Hamm, then 30, went on to score seven more goals during the WUSA season, helping the Freedom advance to the Founders Cup title game, where her team fell 3–2 to the Carolina Courage.

Abby Wambach


After leading the U.S. to its third straight Olympic gold, Wambach received 20.67% of votes to beat out Brazil’s Marta (13.5%) and American teammate Alex Morgan (10.87%) for FIFA’s top honor in 2012.

“Winning any individual award is a product of the team you play for,” Wambach said in her acceptance speech for the award at the Ballon d’Or gala in Zurich. “I’ve never scored a goal without receiving a pass from my teammates.” 

Wambach, then 32, scored five times at the London Games and won the tournament’s Golden Ball, which is given to its top performer.

In 2012, she increased her career goals total to 152, bringing her within six scores of tying Hamm’s international record of 158. Wambach would ultimately surpass Hamm’s mark in June 2013.

The striker finished her award-winning year with 24 goals.

Carli Lloyd


Lloyd scored 18 goals for the U.S. women’s national team in 2015, helping her win FIFA World Player of the Year as well as U.S. Soccer’s female player of the year honors. 

The 33-year-old turned in one of the finest individual performances ever in a World Cup final, men’s or women’s, scoring a hat trick in the first 16 minutes of the U.S. women's national team's victory over Japan on July 5. 

Her third and final goal of the match was a 50-yard strike from around midfield, one of 10 goals nominated for FIFA’s Goal of the Year. Lloyd’s was the only goal scored by a woman to be nominated. 

Lloyd captured the Women’s World Cup’s Golden Ball and Silver Boot awards after netting six goals in the tournament and becoming the first female player to score in four straight knockout round matches.

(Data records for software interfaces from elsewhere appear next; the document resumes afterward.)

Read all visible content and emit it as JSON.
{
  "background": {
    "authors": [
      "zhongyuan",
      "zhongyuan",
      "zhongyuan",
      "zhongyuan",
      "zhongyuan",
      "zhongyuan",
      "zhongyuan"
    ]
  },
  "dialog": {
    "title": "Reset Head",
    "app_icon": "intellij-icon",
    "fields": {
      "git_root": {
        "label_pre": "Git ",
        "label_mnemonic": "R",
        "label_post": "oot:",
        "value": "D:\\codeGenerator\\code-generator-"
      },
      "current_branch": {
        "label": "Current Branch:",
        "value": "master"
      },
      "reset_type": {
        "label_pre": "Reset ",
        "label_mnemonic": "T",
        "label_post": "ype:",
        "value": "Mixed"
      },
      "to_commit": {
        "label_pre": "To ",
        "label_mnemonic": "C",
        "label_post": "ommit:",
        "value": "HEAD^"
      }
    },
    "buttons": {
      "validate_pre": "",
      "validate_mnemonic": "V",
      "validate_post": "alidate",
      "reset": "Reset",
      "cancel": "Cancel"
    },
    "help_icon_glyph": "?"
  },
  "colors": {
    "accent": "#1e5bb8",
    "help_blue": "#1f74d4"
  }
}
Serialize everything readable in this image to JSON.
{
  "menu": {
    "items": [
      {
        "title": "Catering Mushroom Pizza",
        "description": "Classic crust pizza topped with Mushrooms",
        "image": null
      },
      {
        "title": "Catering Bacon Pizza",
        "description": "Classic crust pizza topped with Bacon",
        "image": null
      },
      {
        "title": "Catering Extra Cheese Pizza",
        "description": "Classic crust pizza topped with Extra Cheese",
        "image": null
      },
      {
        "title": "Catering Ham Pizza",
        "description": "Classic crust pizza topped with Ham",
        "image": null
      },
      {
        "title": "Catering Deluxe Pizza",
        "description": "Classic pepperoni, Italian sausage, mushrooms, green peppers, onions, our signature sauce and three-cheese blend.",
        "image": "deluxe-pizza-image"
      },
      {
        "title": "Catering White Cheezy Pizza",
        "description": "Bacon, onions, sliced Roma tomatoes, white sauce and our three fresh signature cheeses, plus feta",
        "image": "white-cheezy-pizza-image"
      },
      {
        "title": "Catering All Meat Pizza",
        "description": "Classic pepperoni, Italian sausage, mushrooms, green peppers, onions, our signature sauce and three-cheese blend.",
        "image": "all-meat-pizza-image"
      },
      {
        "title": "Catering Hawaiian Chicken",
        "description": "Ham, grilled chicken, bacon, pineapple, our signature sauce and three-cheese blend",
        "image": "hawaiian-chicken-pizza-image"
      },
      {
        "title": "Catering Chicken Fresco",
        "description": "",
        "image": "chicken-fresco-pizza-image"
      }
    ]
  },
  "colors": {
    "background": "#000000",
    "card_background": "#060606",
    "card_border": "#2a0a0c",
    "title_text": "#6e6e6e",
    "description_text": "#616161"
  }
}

Along with winning the World Cup, the United States went 20–4–2 in 2015, with its only losses coming in friendly matches.

Lloyd also starred for the NWSL’s Houston Dash in 2015, scoring four goals—including three game-winners—in 12 matches.